I get angry at my parents sometimes for not modeling how to age gracefully and with dignity. In their 90s, maybe they are doing the best they can. I can’t pretend to know what it’s like to live inside a body that fails a little more, day by day.
Mom once said her head tells her she’s 19. But her body is 92.
On the other hand, my mom is behaving badly. Once selfless, self-sufficient, and a patient listener, she now is totally self-absorbed. Mom does what she swore she’d never do, complain incessantly and talk only of her aches and pains—just as my grandmothers did in old age.
She rejects suggestions of activities to get her mind off herself.
She appears mildly interested in the doings of her grandchildren, then interrupts, “Will I ever get well?” Has her mind been on that all along?
Truthfully, my mom is wearing down her caregivers, ones more detached than I. They’re initiating discussions of “the next step,” a nursing home.
If she’s complaining with healthy, fresh food prepared on demand, her every need attended to within seconds—how will she do with institutional fare and waiting 30 minutes for an attendant to take her to the bathroom?
My mom still has my father, after nearly 70 years. All her children are living. Her grandchildren are healthy and smart. “Be grateful”, I say between gritted teeth.
But mostly, my irritation has to do with my own fears of aging. How will I behave? How will my daughters treat me?
I know how I’d like it to be: I’d like a sharp mind and a healthy body up to my last day on this earth. But if I’m not so fortunate, I want to be respected no matter the condition of my mind or body. If I’m forgetful, I hope I’ll be able to laugh at myself, and allow those around me to laugh as well.
Let me be at peace with what I am able to do, and what I’m no longer able to do. Speak to me like an adult—the same person you’ve always known.

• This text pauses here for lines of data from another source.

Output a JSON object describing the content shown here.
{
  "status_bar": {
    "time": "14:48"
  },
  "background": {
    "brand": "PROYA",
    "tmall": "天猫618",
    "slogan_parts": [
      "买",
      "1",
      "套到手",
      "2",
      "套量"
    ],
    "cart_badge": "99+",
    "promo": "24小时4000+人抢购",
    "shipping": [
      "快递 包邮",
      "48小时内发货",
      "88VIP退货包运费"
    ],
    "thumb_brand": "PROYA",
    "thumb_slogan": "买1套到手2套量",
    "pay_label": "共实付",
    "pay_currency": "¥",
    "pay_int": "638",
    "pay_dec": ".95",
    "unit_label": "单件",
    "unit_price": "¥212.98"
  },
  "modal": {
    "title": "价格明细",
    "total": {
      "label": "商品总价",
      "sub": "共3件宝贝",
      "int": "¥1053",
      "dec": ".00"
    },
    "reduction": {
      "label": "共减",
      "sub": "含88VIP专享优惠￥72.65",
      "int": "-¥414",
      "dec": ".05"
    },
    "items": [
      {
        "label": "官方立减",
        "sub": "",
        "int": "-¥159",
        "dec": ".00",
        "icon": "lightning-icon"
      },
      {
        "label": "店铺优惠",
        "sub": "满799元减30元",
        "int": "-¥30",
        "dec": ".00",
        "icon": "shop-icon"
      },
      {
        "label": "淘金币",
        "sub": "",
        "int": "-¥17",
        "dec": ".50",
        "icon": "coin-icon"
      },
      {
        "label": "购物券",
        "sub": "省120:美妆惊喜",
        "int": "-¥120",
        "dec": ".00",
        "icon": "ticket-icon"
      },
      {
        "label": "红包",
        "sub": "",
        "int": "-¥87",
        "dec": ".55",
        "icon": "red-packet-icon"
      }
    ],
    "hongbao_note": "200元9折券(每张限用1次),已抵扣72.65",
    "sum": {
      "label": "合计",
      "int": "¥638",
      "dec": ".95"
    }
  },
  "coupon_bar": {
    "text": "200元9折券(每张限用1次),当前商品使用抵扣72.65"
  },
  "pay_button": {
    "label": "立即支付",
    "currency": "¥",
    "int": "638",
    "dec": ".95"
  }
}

Somewhere within I will still be that person, even though I confuse my words, my dates and my stories.
Don’t whisper behind my back. If I’m behaving badly, or talking incessantly of ill health, call me on it.
But if I say it’s Wednesday, and you know it’s Thursday, don’t bother to correct me if it really doesn’t matter.
If you find I’m not joining in the family chatter, know that I’m happy just basking in the presence of my loved ones, of hearing the details of busy lives and growing grandchildren.
If you have to help me get out of the chair or assist me with toileting, let it be matter-of-fact for both of us. Let us get over any embarrassment. It’s just my body wearing down. That’s how life is.
In compensation I will have had a long life, many memories, years of joy and some of pain, perhaps some wisdom gained that can be passed on to the next generations.
I will be a little closer to eternity. Let me treasure long hours for prayer. Let me love and take comfort in being loved.
Knowing how I want to navigate old age, I struggle daily to practice respect for my own parents!
They’re never satisfied. They wear me out. I can never do enough. For sanity’s sake I keep repeating to myself, “I am not responsible for their happiness.”
How can two people be so much more demanding—emotionally and physically—than a toddler?
The Golden Rule is much more difficult than I’d thought. I have a lot to work to do.